## Your goal
Go through the data below. Pull out every line that has the word "educativa".

[Items from an interface collection]
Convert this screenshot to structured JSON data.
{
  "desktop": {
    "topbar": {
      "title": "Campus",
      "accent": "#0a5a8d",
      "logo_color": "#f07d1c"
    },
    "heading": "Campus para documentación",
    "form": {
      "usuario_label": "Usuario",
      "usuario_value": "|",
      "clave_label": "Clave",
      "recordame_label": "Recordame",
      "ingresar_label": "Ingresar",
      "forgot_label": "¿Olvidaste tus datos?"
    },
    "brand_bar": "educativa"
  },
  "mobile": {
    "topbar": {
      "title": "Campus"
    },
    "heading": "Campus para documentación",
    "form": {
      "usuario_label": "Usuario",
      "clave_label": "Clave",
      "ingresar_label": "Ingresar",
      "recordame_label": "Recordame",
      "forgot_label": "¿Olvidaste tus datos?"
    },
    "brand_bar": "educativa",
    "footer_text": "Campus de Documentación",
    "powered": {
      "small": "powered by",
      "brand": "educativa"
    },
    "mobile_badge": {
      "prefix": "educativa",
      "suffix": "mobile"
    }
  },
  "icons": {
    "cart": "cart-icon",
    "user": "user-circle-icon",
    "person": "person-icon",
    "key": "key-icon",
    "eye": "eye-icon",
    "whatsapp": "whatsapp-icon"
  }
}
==
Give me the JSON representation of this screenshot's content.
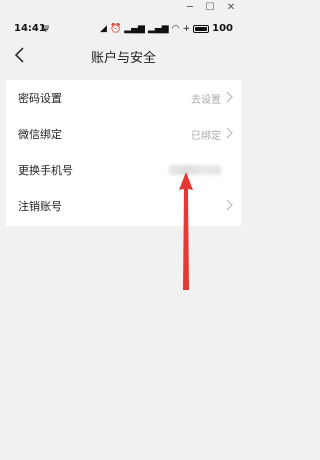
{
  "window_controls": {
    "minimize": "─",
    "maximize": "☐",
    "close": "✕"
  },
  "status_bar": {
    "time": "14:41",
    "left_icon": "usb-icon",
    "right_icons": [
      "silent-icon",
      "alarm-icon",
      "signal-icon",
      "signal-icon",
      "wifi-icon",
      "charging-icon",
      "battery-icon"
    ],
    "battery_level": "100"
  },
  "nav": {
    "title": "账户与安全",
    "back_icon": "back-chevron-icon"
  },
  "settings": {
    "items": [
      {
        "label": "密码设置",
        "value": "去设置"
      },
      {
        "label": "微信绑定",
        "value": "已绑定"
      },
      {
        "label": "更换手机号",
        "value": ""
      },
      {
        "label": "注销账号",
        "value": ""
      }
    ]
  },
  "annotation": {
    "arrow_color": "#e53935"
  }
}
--
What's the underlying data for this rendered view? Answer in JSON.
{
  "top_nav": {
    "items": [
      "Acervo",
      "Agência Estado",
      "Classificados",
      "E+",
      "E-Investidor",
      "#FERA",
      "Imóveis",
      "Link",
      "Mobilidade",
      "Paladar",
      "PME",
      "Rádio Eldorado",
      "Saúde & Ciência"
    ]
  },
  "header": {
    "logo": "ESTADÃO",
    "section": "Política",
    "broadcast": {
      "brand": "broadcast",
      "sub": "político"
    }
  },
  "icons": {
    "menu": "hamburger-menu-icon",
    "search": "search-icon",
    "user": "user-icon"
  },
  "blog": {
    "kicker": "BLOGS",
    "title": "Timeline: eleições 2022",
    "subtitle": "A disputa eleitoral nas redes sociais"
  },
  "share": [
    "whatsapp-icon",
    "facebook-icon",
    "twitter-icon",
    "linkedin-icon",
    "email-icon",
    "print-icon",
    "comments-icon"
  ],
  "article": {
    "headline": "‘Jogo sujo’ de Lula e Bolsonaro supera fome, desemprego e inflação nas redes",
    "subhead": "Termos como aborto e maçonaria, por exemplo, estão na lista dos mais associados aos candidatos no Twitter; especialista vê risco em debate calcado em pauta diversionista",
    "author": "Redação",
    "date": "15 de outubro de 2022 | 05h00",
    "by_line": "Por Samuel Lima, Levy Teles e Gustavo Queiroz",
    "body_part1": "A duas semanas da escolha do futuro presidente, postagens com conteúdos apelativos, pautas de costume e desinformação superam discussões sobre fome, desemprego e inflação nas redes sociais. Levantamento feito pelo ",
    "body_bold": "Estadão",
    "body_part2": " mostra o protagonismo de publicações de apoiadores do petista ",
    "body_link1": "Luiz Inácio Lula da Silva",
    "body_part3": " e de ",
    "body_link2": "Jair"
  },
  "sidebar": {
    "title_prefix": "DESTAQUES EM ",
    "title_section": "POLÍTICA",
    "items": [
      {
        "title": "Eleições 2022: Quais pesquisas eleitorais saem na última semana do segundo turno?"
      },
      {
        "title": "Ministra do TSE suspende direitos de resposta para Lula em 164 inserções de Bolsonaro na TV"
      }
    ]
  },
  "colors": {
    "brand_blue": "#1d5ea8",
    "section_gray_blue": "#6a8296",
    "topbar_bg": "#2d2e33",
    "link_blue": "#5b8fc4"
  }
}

## Solved exercise
    "brand_bar": "educativa"
    "brand_bar": "educativa",
      "brand": "educativa"
      "prefix": "educativa",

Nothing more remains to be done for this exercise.